[Input for this task — start]

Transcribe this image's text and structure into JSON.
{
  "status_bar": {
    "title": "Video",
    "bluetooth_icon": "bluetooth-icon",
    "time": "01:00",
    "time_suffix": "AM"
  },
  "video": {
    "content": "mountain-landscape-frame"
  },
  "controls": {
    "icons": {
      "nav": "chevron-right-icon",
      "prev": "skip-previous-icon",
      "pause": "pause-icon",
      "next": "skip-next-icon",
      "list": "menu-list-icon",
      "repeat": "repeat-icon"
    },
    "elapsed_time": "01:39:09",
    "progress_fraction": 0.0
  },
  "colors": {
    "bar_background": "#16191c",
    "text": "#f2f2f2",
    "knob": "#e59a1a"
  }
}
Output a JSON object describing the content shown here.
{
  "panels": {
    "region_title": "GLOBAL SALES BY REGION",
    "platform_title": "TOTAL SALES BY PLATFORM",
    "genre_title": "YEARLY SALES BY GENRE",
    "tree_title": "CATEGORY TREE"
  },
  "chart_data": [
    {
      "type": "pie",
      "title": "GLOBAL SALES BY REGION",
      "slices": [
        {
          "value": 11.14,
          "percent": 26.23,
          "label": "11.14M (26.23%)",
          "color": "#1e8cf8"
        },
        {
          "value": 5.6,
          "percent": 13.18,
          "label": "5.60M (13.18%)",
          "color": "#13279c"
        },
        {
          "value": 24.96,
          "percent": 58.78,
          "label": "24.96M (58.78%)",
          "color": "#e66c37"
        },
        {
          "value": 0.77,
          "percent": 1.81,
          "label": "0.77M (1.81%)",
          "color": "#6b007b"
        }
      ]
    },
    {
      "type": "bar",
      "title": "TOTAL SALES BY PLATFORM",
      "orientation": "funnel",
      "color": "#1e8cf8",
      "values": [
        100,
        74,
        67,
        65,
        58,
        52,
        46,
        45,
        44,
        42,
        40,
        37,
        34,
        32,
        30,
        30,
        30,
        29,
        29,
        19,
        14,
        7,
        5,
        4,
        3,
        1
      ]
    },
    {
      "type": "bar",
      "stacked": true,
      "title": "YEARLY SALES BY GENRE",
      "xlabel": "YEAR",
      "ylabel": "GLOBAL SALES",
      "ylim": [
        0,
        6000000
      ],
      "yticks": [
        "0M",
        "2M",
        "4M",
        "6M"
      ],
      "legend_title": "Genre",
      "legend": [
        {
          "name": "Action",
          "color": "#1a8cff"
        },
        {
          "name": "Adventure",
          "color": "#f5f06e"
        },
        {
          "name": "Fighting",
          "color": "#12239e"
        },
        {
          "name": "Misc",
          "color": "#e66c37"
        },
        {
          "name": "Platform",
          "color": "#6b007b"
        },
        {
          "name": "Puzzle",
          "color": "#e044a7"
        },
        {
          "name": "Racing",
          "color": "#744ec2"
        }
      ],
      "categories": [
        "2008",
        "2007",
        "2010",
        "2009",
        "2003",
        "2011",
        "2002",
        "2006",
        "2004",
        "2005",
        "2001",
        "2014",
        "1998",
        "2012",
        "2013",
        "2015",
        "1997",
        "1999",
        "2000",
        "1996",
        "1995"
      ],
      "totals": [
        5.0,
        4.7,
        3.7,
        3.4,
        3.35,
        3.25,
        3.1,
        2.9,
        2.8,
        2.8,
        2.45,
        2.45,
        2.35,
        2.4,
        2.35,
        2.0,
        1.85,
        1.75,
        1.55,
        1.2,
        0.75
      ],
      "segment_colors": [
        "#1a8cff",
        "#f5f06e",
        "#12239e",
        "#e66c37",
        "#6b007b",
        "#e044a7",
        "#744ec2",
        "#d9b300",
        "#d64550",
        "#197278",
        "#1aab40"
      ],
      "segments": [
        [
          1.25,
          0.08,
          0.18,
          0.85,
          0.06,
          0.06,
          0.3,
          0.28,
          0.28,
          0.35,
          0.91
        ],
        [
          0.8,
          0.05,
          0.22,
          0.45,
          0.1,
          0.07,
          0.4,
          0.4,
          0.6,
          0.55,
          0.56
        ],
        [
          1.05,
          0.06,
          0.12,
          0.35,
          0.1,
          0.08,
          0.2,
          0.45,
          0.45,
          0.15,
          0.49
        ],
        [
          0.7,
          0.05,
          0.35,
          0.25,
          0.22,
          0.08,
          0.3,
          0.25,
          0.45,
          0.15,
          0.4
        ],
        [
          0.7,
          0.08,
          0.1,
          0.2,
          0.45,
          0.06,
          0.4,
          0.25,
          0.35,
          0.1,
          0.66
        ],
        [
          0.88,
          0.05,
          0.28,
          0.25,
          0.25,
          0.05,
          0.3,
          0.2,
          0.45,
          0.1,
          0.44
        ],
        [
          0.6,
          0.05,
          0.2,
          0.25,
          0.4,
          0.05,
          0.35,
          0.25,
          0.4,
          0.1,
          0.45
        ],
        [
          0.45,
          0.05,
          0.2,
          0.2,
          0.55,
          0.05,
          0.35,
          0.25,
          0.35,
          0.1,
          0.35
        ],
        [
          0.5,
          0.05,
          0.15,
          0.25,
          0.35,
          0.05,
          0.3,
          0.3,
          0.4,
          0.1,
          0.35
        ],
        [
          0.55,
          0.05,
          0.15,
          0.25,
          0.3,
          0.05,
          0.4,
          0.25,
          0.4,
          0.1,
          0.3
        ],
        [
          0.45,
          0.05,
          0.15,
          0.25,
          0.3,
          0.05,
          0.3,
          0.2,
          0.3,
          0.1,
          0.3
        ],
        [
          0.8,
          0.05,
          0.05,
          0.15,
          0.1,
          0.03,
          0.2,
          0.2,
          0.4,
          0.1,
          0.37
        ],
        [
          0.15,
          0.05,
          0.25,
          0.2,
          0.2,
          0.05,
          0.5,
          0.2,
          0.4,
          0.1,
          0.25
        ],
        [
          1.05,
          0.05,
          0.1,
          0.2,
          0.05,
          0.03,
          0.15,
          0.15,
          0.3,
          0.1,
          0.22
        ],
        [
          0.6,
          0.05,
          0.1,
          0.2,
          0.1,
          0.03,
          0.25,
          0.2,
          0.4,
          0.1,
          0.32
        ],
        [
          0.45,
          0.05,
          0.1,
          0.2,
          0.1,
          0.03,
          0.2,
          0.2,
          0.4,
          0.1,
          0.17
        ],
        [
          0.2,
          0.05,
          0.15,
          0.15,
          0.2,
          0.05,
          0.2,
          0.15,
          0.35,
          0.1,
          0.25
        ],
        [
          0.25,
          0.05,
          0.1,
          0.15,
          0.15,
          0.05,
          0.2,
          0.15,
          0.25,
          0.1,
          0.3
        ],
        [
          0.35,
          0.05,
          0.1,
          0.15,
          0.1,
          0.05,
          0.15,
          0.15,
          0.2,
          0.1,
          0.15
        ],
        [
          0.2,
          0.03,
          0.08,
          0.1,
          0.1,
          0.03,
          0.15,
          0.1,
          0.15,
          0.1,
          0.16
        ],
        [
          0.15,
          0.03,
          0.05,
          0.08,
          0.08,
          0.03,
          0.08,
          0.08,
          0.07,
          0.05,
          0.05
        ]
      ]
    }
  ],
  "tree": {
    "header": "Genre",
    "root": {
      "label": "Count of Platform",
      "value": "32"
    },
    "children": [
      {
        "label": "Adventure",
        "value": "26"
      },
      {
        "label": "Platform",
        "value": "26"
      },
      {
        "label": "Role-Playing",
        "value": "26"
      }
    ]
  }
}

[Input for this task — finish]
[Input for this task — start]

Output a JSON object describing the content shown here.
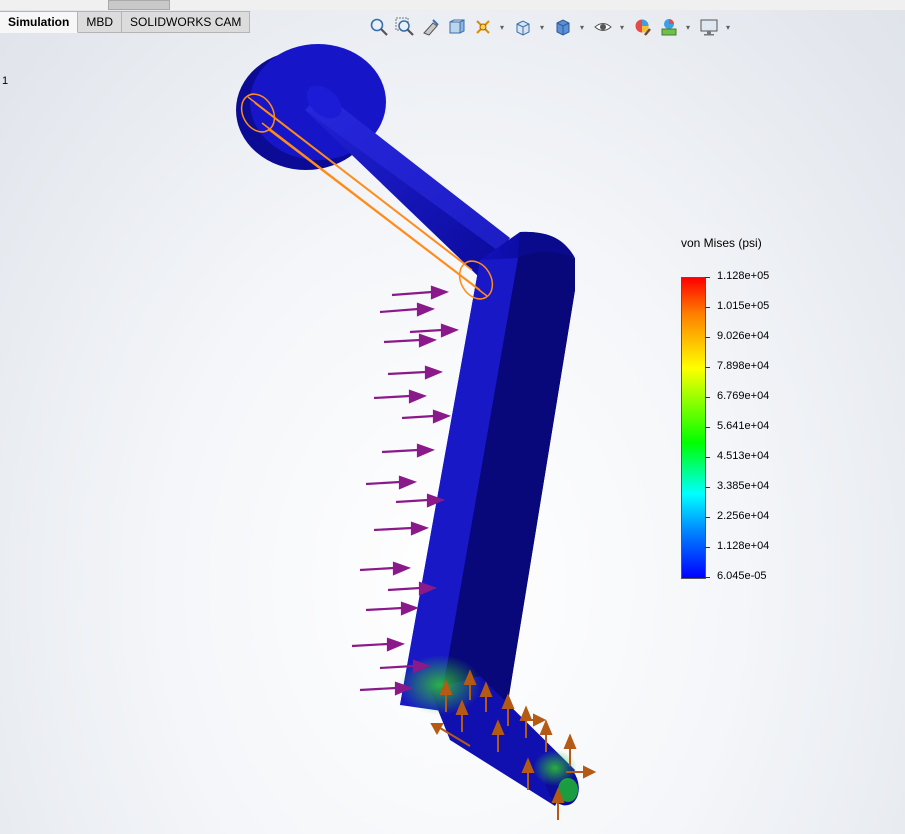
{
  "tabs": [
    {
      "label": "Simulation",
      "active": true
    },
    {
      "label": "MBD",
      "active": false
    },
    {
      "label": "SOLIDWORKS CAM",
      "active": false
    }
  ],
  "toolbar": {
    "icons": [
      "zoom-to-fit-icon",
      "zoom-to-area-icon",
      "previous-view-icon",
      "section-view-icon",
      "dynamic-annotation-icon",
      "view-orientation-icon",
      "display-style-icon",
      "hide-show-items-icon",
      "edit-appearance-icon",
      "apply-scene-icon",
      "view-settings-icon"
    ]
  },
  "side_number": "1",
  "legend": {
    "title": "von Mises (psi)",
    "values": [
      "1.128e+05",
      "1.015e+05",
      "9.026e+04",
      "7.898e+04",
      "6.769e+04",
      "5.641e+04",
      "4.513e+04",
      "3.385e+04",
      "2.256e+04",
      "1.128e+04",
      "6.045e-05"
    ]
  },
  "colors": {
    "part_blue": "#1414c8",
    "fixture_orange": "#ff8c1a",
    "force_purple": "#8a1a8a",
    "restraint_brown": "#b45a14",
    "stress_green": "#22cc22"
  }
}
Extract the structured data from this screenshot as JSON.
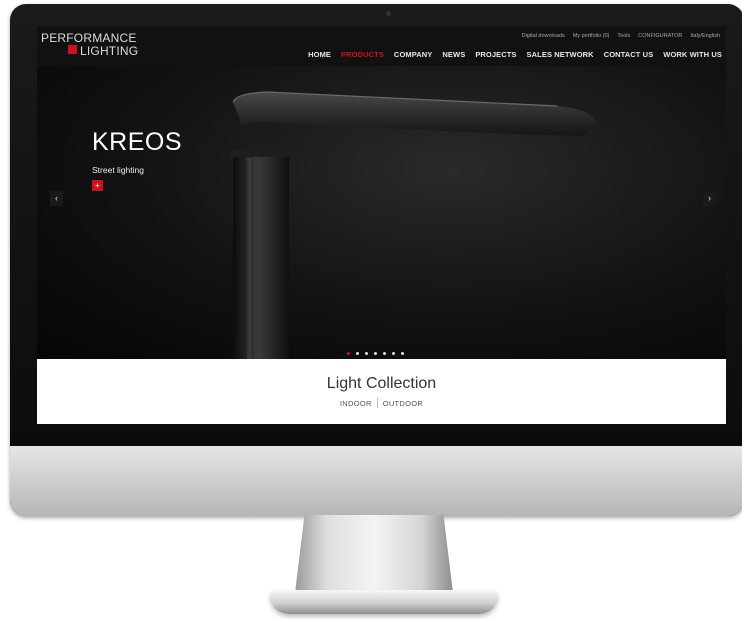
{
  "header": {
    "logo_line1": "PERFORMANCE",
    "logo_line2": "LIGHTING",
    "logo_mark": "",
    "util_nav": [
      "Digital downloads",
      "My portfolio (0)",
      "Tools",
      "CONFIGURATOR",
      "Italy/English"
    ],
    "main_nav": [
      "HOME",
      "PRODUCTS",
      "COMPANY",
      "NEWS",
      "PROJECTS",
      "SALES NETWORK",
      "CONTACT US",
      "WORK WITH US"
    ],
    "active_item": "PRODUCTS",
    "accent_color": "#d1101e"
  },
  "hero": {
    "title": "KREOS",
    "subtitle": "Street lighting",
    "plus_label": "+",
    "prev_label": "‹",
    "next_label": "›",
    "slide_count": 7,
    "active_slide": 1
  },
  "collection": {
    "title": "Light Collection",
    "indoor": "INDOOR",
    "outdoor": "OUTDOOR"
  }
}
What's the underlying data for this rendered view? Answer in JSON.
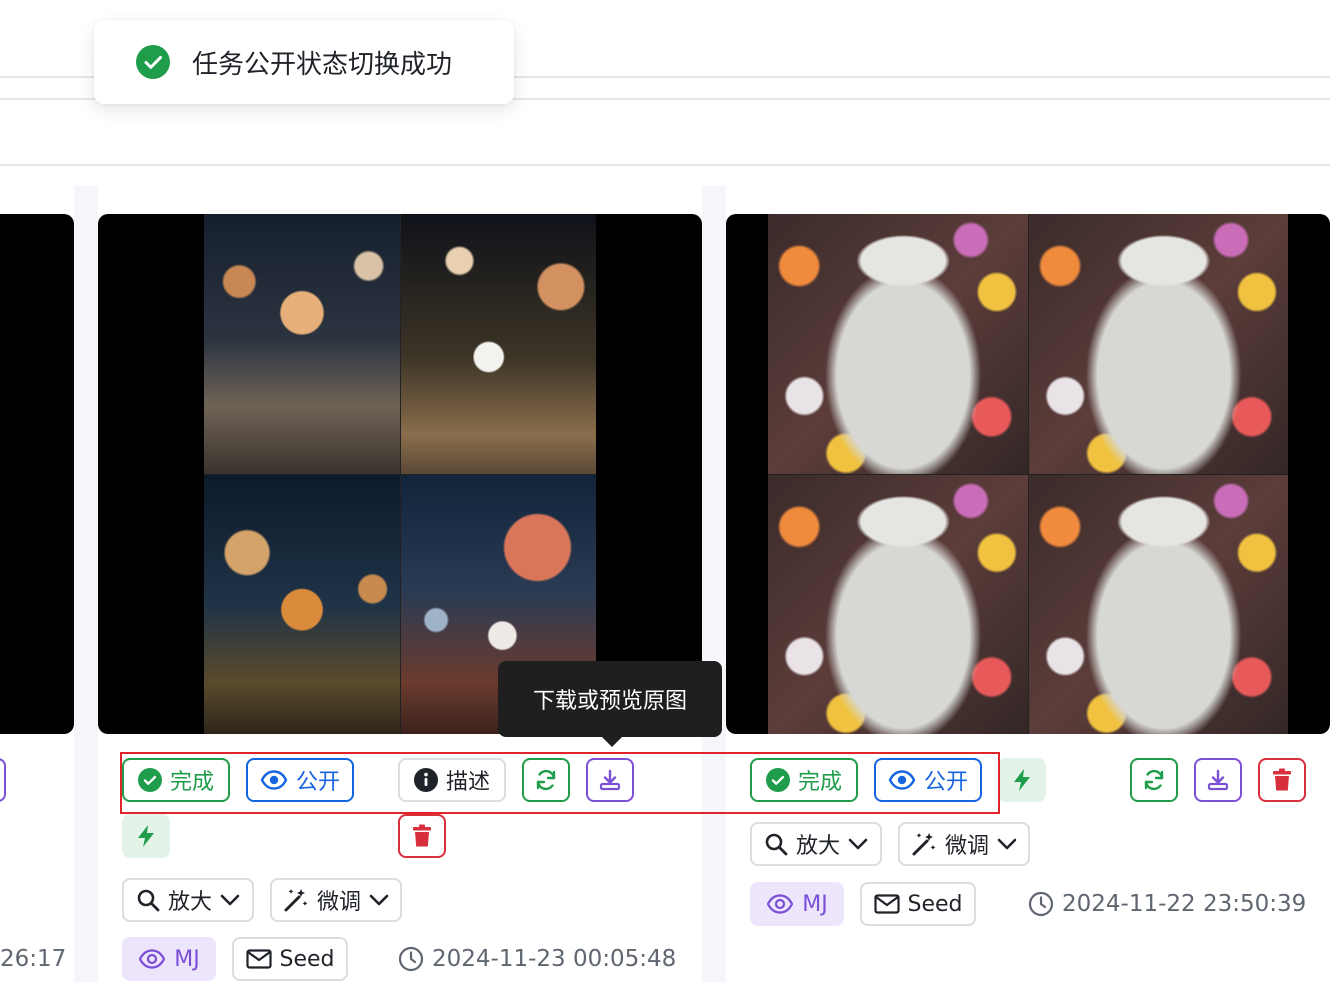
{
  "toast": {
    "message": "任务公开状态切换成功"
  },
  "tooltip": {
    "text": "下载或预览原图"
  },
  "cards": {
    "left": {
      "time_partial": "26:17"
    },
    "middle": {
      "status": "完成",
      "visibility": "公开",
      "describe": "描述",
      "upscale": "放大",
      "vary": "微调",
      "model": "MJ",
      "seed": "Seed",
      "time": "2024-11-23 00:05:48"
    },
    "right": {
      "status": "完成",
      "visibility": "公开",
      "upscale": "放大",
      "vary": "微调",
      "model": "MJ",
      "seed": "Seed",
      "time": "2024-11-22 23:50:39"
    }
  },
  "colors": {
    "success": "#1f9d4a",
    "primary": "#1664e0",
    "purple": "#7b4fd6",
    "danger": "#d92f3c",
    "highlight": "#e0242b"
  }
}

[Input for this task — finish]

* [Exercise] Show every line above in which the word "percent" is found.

* [Task result]
          "percent": 26.23,
          "percent": 13.18,
          "percent": 58.78,
          "percent": 1.81,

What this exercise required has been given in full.